[PROBLEM REQUIREMENTS] Print the entries below again exactly as they stand, but skip any picture.
++++ RECORDS FOR THE EXERCISE ++++
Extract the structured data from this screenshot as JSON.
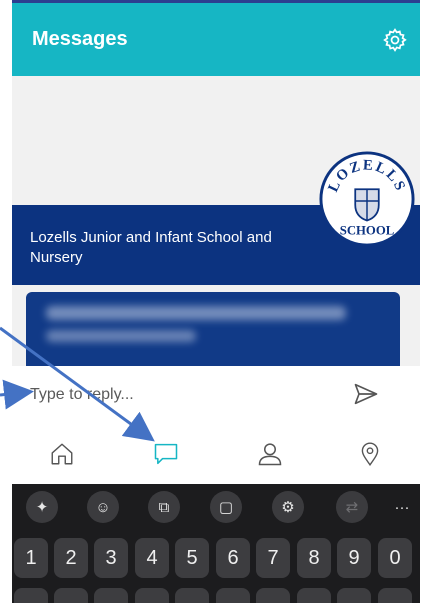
{
  "header": {
    "title": "Messages",
    "settings_icon": "gear-icon"
  },
  "school": {
    "name": "Lozells Junior and Infant School and Nursery",
    "logo_top": "LOZELLS",
    "logo_bottom": "SCHOOL"
  },
  "reply": {
    "placeholder": "Type to reply...",
    "send_icon": "send-icon"
  },
  "nav": {
    "items": [
      "home-icon",
      "chat-icon",
      "profile-icon",
      "location-icon"
    ],
    "active": "chat-icon"
  },
  "keyboard": {
    "toolbar": [
      "sparkle-icon",
      "emoji-icon",
      "translate-icon",
      "clipboard-icon",
      "settings-icon",
      "convert-icon",
      "more-icon"
    ],
    "more_label": "···",
    "number_keys": [
      "1",
      "2",
      "3",
      "4",
      "5",
      "6",
      "7",
      "8",
      "9",
      "0"
    ]
  },
  "colors": {
    "header": "#16b6c4",
    "banner": "#0c3380",
    "active_nav": "#16b6c4",
    "annotation_arrow": "#4472c4"
  }
}
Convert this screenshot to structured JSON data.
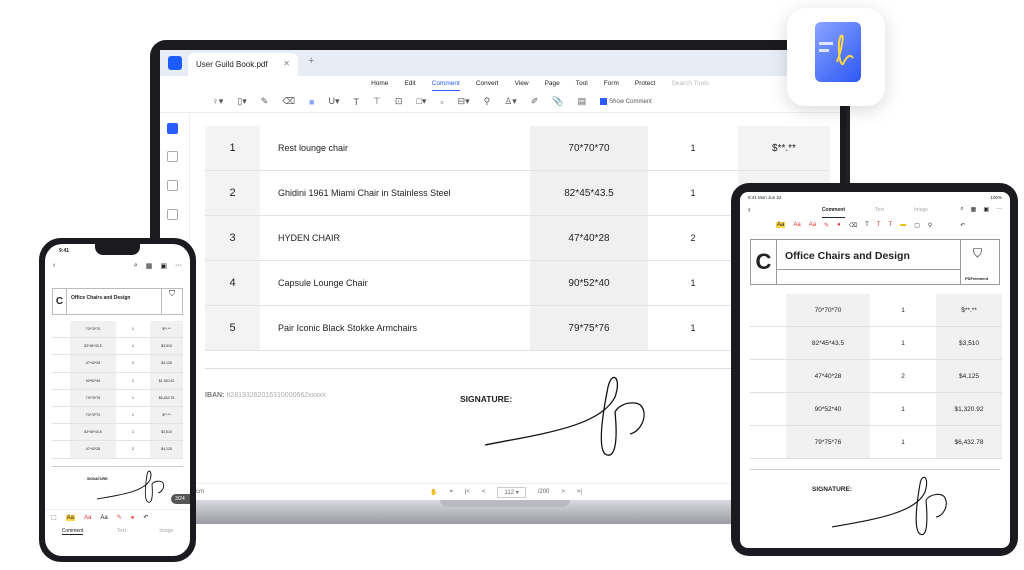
{
  "desktop": {
    "tab_title": "User Guild Book.pdf",
    "menu": [
      "Home",
      "Edit",
      "Comment",
      "Convert",
      "View",
      "Page",
      "Tool",
      "Form",
      "Protect"
    ],
    "active_menu": "Comment",
    "search_placeholder": "Search Tools",
    "show_comment_label": "Show Comment",
    "table": [
      {
        "num": "1",
        "name": "Rest lounge chair",
        "dims": "70*70*70",
        "qty": "1",
        "price": "$**.**"
      },
      {
        "num": "2",
        "name": "Ghidini 1961 Miami Chair in Stainless Steel",
        "dims": "82*45*43.5",
        "qty": "1",
        "price": ""
      },
      {
        "num": "3",
        "name": "HYDEN CHAIR",
        "dims": "47*40*28",
        "qty": "2",
        "price": ""
      },
      {
        "num": "4",
        "name": "Capsule Lounge Chair",
        "dims": "90*52*40",
        "qty": "1",
        "price": ""
      },
      {
        "num": "5",
        "name": "Pair Iconic Black Stokke Armchairs",
        "dims": "79*75*76",
        "qty": "1",
        "price": ""
      }
    ],
    "iban_label": "IBAN:",
    "iban_value": "It28193262016310000662xxxxx",
    "signature_label": "SIGNATURE:",
    "unit": "cm",
    "page_current": "112",
    "page_total": "/200"
  },
  "tablet": {
    "time": "9:41  Mon Jun 22",
    "battery": "100%",
    "tabs": [
      "Comment",
      "Text",
      "Image"
    ],
    "doc_title": "Office Chairs and Design",
    "logo_letter": "C",
    "brand": "PDFelement",
    "table": [
      {
        "dims": "70*70*70",
        "qty": "1",
        "price": "$**.**"
      },
      {
        "dims": "82*45*43.5",
        "qty": "1",
        "price": "$3,510"
      },
      {
        "dims": "47*40*28",
        "qty": "2",
        "price": "$4,125"
      },
      {
        "dims": "90*52*40",
        "qty": "1",
        "price": "$1,320.92"
      },
      {
        "dims": "79*75*76",
        "qty": "1",
        "price": "$6,432.78"
      }
    ],
    "signature_label": "SIGNATURE:"
  },
  "phone": {
    "time": "9:41",
    "doc_title": "Office Chairs and Design",
    "logo_letter": "C",
    "table": [
      {
        "dims": "70*70*70",
        "qty": "1",
        "price": "$**.**"
      },
      {
        "dims": "82*45*43.5",
        "qty": "1",
        "price": "$3,510"
      },
      {
        "dims": "47*40*28",
        "qty": "2",
        "price": "$4,125"
      },
      {
        "dims": "90*52*40",
        "qty": "1",
        "price": "$1,320.92"
      },
      {
        "dims": "79*75*76",
        "qty": "1",
        "price": "$6,432.78"
      },
      {
        "dims": "70*70*70",
        "qty": "1",
        "price": "$**.**"
      },
      {
        "dims": "82*45*43.5",
        "qty": "1",
        "price": "$3,510"
      },
      {
        "dims": "47*40*28",
        "qty": "2",
        "price": "$4,125"
      }
    ],
    "signature_label": "SIGNATURE:",
    "page_indicator": "3/24",
    "tabs": [
      "Comment",
      "Text",
      "Image"
    ]
  },
  "colors": {
    "accent": "#2a5cff",
    "highlight": "#ffd54a"
  }
}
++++
[RESULT OF THIS EXERCISE]
Extract the structured data from this screenshot as JSON.
{
  "header": {
    "title": "Messages",
    "settings_icon": "gear-icon"
  },
  "school": {
    "name": "Lozells Junior and Infant School and Nursery",
    "logo_top": "LOZELLS",
    "logo_bottom": "SCHOOL"
  },
  "reply": {
    "placeholder": "Type to reply...",
    "send_icon": "send-icon"
  },
  "nav": {
    "items": [
      "home-icon",
      "chat-icon",
      "profile-icon",
      "location-icon"
    ],
    "active": "chat-icon"
  },
  "keyboard": {
    "toolbar": [
      "sparkle-icon",
      "emoji-icon",
      "translate-icon",
      "clipboard-icon",
      "settings-icon",
      "convert-icon",
      "more-icon"
    ],
    "more_label": "···",
    "number_keys": [
      "1",
      "2",
      "3",
      "4",
      "5",
      "6",
      "7",
      "8",
      "9",
      "0"
    ]
  },
  "colors": {
    "header": "#16b6c4",
    "banner": "#0c3380",
    "active_nav": "#16b6c4",
    "annotation_arrow": "#4472c4"
  }
}
Convert this screenshot to structured JSON data.
{
  "desktop": {
    "tab_title": "User Guild Book.pdf",
    "menu": [
      "Home",
      "Edit",
      "Comment",
      "Convert",
      "View",
      "Page",
      "Tool",
      "Form",
      "Protect"
    ],
    "active_menu": "Comment",
    "search_placeholder": "Search Tools",
    "show_comment_label": "Show Comment",
    "table": [
      {
        "num": "1",
        "name": "Rest lounge chair",
        "dims": "70*70*70",
        "qty": "1",
        "price": "$**.**"
      },
      {
        "num": "2",
        "name": "Ghidini 1961 Miami Chair in Stainless Steel",
        "dims": "82*45*43.5",
        "qty": "1",
        "price": ""
      },
      {
        "num": "3",
        "name": "HYDEN CHAIR",
        "dims": "47*40*28",
        "qty": "2",
        "price": ""
      },
      {
        "num": "4",
        "name": "Capsule Lounge Chair",
        "dims": "90*52*40",
        "qty": "1",
        "price": ""
      },
      {
        "num": "5",
        "name": "Pair Iconic Black Stokke Armchairs",
        "dims": "79*75*76",
        "qty": "1",
        "price": ""
      }
    ],
    "iban_label": "IBAN:",
    "iban_value": "It28193262016310000662xxxxx",
    "signature_label": "SIGNATURE:",
    "unit": "cm",
    "page_current": "112",
    "page_total": "/200"
  },
  "tablet": {
    "time": "9:41  Mon Jun 22",
    "battery": "100%",
    "tabs": [
      "Comment",
      "Text",
      "Image"
    ],
    "doc_title": "Office Chairs and Design",
    "logo_letter": "C",
    "brand": "PDFelement",
    "table": [
      {
        "dims": "70*70*70",
        "qty": "1",
        "price": "$**.**"
      },
      {
        "dims": "82*45*43.5",
        "qty": "1",
        "price": "$3,510"
      },
      {
        "dims": "47*40*28",
        "qty": "2",
        "price": "$4,125"
      },
      {
        "dims": "90*52*40",
        "qty": "1",
        "price": "$1,320.92"
      },
      {
        "dims": "79*75*76",
        "qty": "1",
        "price": "$6,432.78"
      }
    ],
    "signature_label": "SIGNATURE:"
  },
  "phone": {
    "time": "9:41",
    "doc_title": "Office Chairs and Design",
    "logo_letter": "C",
    "table": [
      {
        "dims": "70*70*70",
        "qty": "1",
        "price": "$**.**"
      },
      {
        "dims": "82*45*43.5",
        "qty": "1",
        "price": "$3,510"
      },
      {
        "dims": "47*40*28",
        "qty": "2",
        "price": "$4,125"
      },
      {
        "dims": "90*52*40",
        "qty": "1",
        "price": "$1,320.92"
      },
      {
        "dims": "79*75*76",
        "qty": "1",
        "price": "$6,432.78"
      },
      {
        "dims": "70*70*70",
        "qty": "1",
        "price": "$**.**"
      },
      {
        "dims": "82*45*43.5",
        "qty": "1",
        "price": "$3,510"
      },
      {
        "dims": "47*40*28",
        "qty": "2",
        "price": "$4,125"
      }
    ],
    "signature_label": "SIGNATURE:",
    "page_indicator": "3/24",
    "tabs": [
      "Comment",
      "Text",
      "Image"
    ]
  },
  "colors": {
    "accent": "#2a5cff",
    "highlight": "#ffd54a"
  }
}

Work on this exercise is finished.